======== The input ========
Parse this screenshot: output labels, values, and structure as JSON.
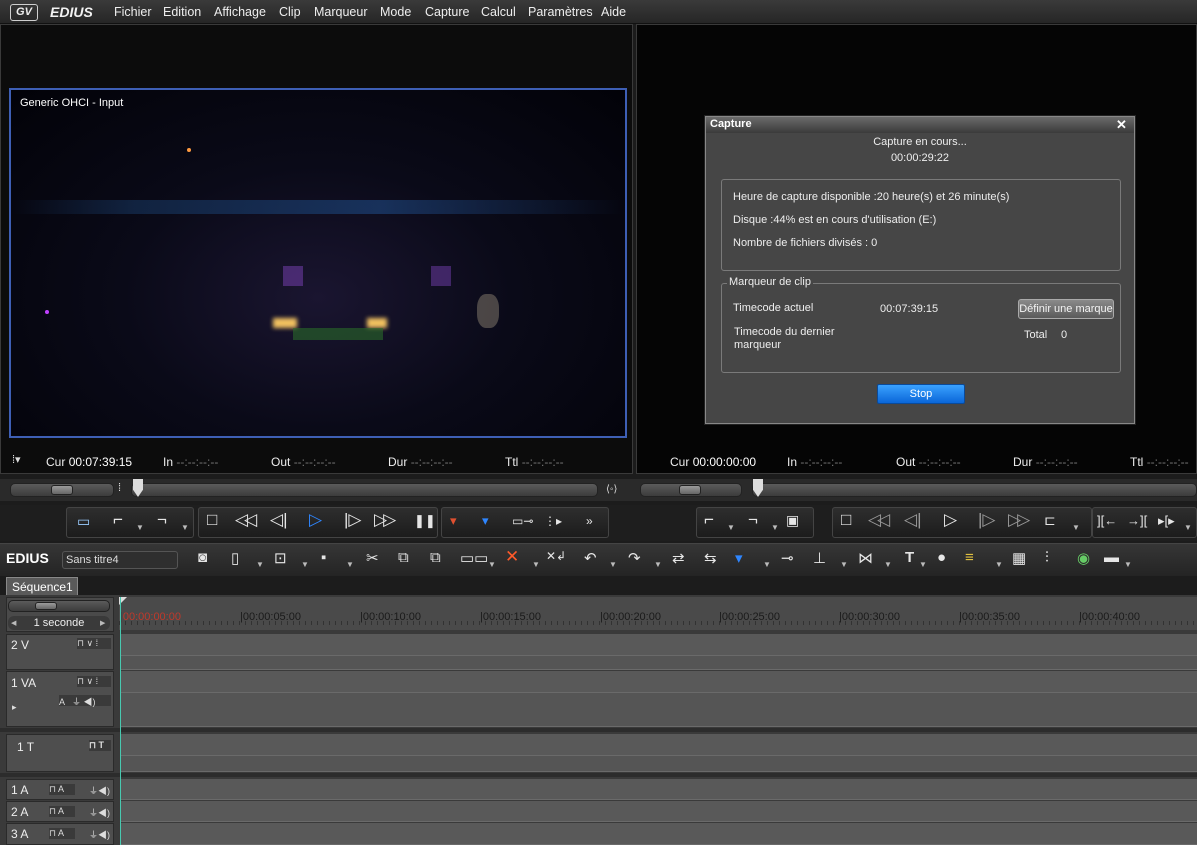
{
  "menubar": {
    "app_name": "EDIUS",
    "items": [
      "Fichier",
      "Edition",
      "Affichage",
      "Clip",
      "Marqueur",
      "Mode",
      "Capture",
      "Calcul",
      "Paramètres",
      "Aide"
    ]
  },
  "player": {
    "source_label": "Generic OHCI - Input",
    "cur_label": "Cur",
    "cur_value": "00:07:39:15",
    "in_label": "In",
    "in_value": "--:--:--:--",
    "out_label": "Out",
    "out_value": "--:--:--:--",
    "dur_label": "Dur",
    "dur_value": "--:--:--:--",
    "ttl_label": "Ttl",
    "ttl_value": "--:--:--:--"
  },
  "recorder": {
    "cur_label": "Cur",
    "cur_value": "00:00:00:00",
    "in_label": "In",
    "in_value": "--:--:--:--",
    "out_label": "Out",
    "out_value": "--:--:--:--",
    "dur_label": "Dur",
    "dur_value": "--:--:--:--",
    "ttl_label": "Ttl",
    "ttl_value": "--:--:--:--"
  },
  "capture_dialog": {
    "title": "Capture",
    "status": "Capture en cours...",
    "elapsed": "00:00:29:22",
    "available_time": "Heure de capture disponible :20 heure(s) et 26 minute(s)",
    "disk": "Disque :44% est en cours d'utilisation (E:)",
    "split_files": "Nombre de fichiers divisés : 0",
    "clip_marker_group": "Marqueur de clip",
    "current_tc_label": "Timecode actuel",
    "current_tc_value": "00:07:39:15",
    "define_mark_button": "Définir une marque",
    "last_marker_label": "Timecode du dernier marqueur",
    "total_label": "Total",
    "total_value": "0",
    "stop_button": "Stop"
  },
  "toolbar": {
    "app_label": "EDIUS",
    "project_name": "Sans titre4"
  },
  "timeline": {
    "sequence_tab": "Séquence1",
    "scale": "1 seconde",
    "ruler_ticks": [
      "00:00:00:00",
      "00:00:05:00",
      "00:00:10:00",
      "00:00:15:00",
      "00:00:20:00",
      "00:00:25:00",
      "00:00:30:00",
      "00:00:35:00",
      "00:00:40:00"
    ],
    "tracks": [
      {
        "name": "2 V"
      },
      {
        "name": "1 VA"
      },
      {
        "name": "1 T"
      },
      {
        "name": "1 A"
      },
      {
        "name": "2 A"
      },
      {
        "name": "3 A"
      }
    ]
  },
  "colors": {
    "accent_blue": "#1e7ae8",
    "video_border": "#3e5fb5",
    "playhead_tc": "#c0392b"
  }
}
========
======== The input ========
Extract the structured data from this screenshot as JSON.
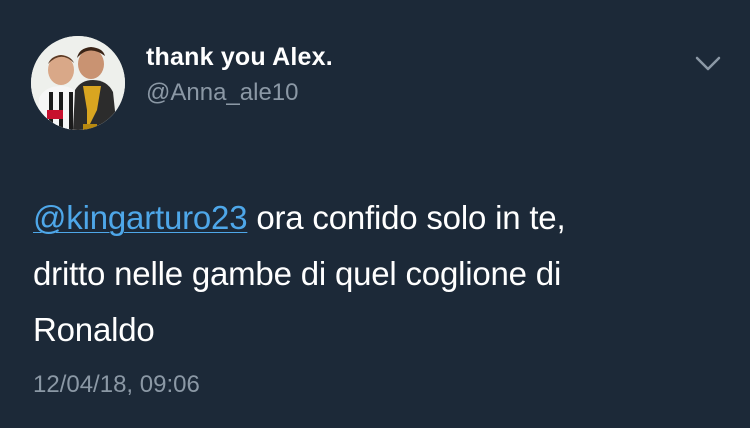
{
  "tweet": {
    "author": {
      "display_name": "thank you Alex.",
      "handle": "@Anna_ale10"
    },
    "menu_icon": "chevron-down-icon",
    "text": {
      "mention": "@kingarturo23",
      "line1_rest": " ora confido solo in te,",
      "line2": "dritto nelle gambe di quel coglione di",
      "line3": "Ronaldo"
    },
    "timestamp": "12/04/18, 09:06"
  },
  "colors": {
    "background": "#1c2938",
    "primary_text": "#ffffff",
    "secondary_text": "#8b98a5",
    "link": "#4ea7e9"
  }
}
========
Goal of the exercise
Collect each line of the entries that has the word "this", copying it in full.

Problem solution
Parse this screenshot: output labels, values, and structure as JSON.
Extract the structured data from this screenshot as JSON.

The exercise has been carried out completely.